Regardless of where you are in your professional journey, there is one sure-fire way to begin, rekindle, or continue down a path towards a career that will leave you happy and satisfied. Start thinking, obsessing, and acting to help others create a career of significance and fulfillment.
It's simple... Forget about you. Allow yourself to become consumed with helping other people. If you are able to make this leap, leaving your own selfish interest behind in the pursuit to help others achieve, you will become a leader worth following.
I’ll make this as easy as possible by giving you a formula to use. Follow this method to help change your behavior and in turn your current status as a leader:
In a recent episode of the Follow My Lead Podcast, Leadership expert and executive coach Scott Cornwell said “If I can pick one characteristic that differentiates leaders across the board, it’s their self awareness.” Having the ability to see yourself as others do is key to a leader’s success. You will begin to realize what your strengths and weaknesses are, which is a great starting point towards being proactive with your actions and intentions.
There are only two ways to observe; open your eyes and close your mouth. This allows us to fully consume our environment, and then thoughtfully begin to add value. So often leaders can forget this simple step, leaving them at a disadvantage. Get out from behind your desk, walk the halls, listen to the conversations, and engage with your team.
All behavior change requires new action. But to truly use your self- awareness and new insight from observing, acting in haste wouldn’t be in your best interest. When you are deliberate in your actions, it makes it possible for your team members to see a commitment of time and energy.
An effective leader must inspire others to do more or be more. A mentor of mine once told me something that I will never forget, “You can’t manage people, because people have a will of their own. You really have to inspire them.” Being intentional about how you inspire your team to achieve and go beyond what they think they are capable of is something you don't want to forget.

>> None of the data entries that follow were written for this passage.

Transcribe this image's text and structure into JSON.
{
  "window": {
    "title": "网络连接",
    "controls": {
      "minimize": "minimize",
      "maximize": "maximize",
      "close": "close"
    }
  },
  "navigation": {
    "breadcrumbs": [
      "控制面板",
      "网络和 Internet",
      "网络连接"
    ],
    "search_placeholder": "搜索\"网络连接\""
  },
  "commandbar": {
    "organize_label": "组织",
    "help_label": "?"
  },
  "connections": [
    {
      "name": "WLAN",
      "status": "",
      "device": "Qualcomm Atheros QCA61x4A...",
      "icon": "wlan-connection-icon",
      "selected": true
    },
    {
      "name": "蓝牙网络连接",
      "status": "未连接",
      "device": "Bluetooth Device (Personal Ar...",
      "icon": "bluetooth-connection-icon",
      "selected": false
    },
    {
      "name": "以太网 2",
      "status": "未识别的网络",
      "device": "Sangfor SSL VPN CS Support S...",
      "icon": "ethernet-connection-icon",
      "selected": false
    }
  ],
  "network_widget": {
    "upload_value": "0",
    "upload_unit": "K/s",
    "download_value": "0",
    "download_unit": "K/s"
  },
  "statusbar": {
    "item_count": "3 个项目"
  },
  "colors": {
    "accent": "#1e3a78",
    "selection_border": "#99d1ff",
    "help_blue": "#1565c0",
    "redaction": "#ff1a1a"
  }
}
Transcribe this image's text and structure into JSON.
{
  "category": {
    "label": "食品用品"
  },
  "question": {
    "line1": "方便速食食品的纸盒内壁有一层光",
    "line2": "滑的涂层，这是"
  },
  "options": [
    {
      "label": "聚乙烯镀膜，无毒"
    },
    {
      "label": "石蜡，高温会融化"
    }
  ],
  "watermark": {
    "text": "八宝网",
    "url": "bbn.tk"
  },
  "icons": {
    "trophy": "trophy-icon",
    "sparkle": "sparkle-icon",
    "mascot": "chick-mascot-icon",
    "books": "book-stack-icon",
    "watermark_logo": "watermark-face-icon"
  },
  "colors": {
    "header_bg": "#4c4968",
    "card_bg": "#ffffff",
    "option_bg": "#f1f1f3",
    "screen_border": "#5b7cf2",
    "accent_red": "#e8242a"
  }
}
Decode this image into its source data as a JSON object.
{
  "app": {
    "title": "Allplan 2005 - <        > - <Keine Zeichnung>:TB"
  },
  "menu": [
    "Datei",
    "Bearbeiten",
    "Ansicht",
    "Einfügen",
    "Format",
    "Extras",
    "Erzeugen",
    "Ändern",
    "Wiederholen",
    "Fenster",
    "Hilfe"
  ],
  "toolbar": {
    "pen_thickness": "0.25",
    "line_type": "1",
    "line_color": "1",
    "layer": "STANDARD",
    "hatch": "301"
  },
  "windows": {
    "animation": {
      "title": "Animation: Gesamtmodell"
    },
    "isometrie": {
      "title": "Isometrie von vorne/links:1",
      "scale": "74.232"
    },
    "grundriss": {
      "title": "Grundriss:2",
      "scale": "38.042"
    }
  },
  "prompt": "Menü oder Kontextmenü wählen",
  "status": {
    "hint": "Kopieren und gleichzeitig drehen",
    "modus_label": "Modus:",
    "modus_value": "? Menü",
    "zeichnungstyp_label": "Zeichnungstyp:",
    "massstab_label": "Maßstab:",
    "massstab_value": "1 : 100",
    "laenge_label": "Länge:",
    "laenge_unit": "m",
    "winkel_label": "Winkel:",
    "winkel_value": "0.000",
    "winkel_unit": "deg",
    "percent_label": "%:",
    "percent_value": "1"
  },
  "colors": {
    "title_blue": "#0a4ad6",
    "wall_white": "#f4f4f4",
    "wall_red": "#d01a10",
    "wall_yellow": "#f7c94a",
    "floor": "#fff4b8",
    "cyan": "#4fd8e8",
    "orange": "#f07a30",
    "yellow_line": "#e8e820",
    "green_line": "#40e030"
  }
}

The formula may seem altruistic, and possibly counter-intuitive to someone who believes that in order to be a successful leader, you must spend all of your time and efforts on "Number One." But you can’t be a leader without people who are willing to follow you. Focus on you, by focusing on them.